Directions:
What follows is a set of records. Repeat every one of them exactly.

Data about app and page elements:
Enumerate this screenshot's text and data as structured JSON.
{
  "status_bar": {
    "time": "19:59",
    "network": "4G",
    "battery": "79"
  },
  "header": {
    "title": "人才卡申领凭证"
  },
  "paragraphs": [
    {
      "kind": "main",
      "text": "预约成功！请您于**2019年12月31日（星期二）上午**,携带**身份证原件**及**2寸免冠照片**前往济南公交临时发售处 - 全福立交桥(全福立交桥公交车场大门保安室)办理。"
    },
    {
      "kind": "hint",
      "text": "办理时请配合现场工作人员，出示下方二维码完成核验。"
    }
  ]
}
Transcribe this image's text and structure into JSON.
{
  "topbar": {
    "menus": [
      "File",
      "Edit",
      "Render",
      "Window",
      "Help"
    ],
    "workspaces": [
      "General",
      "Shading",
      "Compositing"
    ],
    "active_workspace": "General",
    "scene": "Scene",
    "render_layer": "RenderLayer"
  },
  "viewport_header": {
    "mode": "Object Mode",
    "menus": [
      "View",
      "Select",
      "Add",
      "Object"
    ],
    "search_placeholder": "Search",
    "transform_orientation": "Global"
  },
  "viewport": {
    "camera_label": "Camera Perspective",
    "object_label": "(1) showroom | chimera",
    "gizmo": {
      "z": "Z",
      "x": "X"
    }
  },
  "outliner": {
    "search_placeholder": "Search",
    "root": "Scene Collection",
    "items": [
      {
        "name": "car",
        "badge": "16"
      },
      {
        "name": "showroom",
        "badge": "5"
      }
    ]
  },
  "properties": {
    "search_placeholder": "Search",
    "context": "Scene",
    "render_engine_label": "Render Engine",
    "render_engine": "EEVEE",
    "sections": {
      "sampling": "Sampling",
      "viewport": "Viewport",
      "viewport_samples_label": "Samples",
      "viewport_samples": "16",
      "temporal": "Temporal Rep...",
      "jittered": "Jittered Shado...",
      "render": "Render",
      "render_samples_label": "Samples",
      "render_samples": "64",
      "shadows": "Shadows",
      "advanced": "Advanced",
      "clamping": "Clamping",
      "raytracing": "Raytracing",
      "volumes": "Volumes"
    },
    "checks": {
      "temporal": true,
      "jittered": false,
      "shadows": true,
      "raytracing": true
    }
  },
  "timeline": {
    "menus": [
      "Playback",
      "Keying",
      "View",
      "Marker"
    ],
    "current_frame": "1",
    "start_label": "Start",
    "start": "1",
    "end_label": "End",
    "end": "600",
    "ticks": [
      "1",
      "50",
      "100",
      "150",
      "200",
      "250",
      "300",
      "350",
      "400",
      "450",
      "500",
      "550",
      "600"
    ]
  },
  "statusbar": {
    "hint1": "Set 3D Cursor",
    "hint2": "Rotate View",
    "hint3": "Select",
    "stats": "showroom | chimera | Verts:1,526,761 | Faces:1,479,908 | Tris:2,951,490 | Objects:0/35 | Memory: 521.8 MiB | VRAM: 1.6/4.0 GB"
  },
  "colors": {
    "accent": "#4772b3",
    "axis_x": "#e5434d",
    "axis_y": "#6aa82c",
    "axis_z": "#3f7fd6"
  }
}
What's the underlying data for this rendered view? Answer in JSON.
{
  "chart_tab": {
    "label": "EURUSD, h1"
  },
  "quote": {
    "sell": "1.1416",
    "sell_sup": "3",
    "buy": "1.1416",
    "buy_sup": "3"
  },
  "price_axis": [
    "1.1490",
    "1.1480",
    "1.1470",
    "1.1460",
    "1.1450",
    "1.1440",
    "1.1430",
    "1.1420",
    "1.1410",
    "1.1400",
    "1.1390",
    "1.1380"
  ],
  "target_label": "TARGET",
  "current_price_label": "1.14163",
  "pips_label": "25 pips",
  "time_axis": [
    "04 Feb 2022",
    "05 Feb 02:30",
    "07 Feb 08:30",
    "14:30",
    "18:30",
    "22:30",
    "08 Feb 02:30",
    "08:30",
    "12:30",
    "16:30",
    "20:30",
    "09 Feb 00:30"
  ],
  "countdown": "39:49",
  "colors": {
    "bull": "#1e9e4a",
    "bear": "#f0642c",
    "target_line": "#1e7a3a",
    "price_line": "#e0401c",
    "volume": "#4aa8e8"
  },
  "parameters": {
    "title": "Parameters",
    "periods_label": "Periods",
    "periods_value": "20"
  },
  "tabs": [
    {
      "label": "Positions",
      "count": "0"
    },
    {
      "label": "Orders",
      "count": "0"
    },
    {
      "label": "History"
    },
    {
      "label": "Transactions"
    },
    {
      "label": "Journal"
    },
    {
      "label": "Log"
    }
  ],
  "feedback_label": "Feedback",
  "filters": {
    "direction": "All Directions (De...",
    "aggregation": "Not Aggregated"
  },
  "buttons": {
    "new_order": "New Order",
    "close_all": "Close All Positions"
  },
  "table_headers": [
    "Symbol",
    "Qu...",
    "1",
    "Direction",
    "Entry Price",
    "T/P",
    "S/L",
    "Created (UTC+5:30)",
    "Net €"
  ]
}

Final answer:
Enumerate this screenshot's text and data as structured JSON.
{
  "status_bar": {
    "time": "19:59",
    "network": "4G",
    "battery": "79"
  },
  "header": {
    "title": "人才卡申领凭证"
  },
  "paragraphs": [
    {
      "kind": "main",
      "text": "预约成功！请您于**2019年12月31日（星期二）上午**,携带**身份证原件**及**2寸免冠照片**前往济南公交临时发售处 - 全福立交桥(全福立交桥公交车场大门保安室)办理。"
    },
    {
      "kind": "hint",
      "text": "办理时请配合现场工作人员，出示下方二维码完成核验。"
    }
  ]
}
Transcribe this image's text and structure into JSON.
{
  "topbar": {
    "menus": [
      "File",
      "Edit",
      "Render",
      "Window",
      "Help"
    ],
    "workspaces": [
      "General",
      "Shading",
      "Compositing"
    ],
    "active_workspace": "General",
    "scene": "Scene",
    "render_layer": "RenderLayer"
  },
  "viewport_header": {
    "mode": "Object Mode",
    "menus": [
      "View",
      "Select",
      "Add",
      "Object"
    ],
    "search_placeholder": "Search",
    "transform_orientation": "Global"
  },
  "viewport": {
    "camera_label": "Camera Perspective",
    "object_label": "(1) showroom | chimera",
    "gizmo": {
      "z": "Z",
      "x": "X"
    }
  },
  "outliner": {
    "search_placeholder": "Search",
    "root": "Scene Collection",
    "items": [
      {
        "name": "car",
        "badge": "16"
      },
      {
        "name": "showroom",
        "badge": "5"
      }
    ]
  },
  "properties": {
    "search_placeholder": "Search",
    "context": "Scene",
    "render_engine_label": "Render Engine",
    "render_engine": "EEVEE",
    "sections": {
      "sampling": "Sampling",
      "viewport": "Viewport",
      "viewport_samples_label": "Samples",
      "viewport_samples": "16",
      "temporal": "Temporal Rep...",
      "jittered": "Jittered Shado...",
      "render": "Render",
      "render_samples_label": "Samples",
      "render_samples": "64",
      "shadows": "Shadows",
      "advanced": "Advanced",
      "clamping": "Clamping",
      "raytracing": "Raytracing",
      "volumes": "Volumes"
    },
    "checks": {
      "temporal": true,
      "jittered": false,
      "shadows": true,
      "raytracing": true
    }
  },
  "timeline": {
    "menus": [
      "Playback",
      "Keying",
      "View",
      "Marker"
    ],
    "current_frame": "1",
    "start_label": "Start",
    "start": "1",
    "end_label": "End",
    "end": "600",
    "ticks": [
      "1",
      "50",
      "100",
      "150",
      "200",
      "250",
      "300",
      "350",
      "400",
      "450",
      "500",
      "550",
      "600"
    ]
  },
  "statusbar": {
    "hint1": "Set 3D Cursor",
    "hint2": "Rotate View",
    "hint3": "Select",
    "stats": "showroom | chimera | Verts:1,526,761 | Faces:1,479,908 | Tris:2,951,490 | Objects:0/35 | Memory: 521.8 MiB | VRAM: 1.6/4.0 GB"
  },
  "colors": {
    "accent": "#4772b3",
    "axis_x": "#e5434d",
    "axis_y": "#6aa82c",
    "axis_z": "#3f7fd6"
  }
}
What's the underlying data for this rendered view? Answer in JSON.
{
  "chart_tab": {
    "label": "EURUSD, h1"
  },
  "quote": {
    "sell": "1.1416",
    "sell_sup": "3",
    "buy": "1.1416",
    "buy_sup": "3"
  },
  "price_axis": [
    "1.1490",
    "1.1480",
    "1.1470",
    "1.1460",
    "1.1450",
    "1.1440",
    "1.1430",
    "1.1420",
    "1.1410",
    "1.1400",
    "1.1390",
    "1.1380"
  ],
  "target_label": "TARGET",
  "current_price_label": "1.14163",
  "pips_label": "25 pips",
  "time_axis": [
    "04 Feb 2022",
    "05 Feb 02:30",
    "07 Feb 08:30",
    "14:30",
    "18:30",
    "22:30",
    "08 Feb 02:30",
    "08:30",
    "12:30",
    "16:30",
    "20:30",
    "09 Feb 00:30"
  ],
  "countdown": "39:49",
  "colors": {
    "bull": "#1e9e4a",
    "bear": "#f0642c",
    "target_line": "#1e7a3a",
    "price_line": "#e0401c",
    "volume": "#4aa8e8"
  },
  "parameters": {
    "title": "Parameters",
    "periods_label": "Periods",
    "periods_value": "20"
  },
  "tabs": [
    {
      "label": "Positions",
      "count": "0"
    },
    {
      "label": "Orders",
      "count": "0"
    },
    {
      "label": "History"
    },
    {
      "label": "Transactions"
    },
    {
      "label": "Journal"
    },
    {
      "label": "Log"
    }
  ],
  "feedback_label": "Feedback",
  "filters": {
    "direction": "All Directions (De...",
    "aggregation": "Not Aggregated"
  },
  "buttons": {
    "new_order": "New Order",
    "close_all": "Close All Positions"
  },
  "table_headers": [
    "Symbol",
    "Qu...",
    "1",
    "Direction",
    "Entry Price",
    "T/P",
    "S/L",
    "Created (UTC+5:30)",
    "Net €"
  ]
}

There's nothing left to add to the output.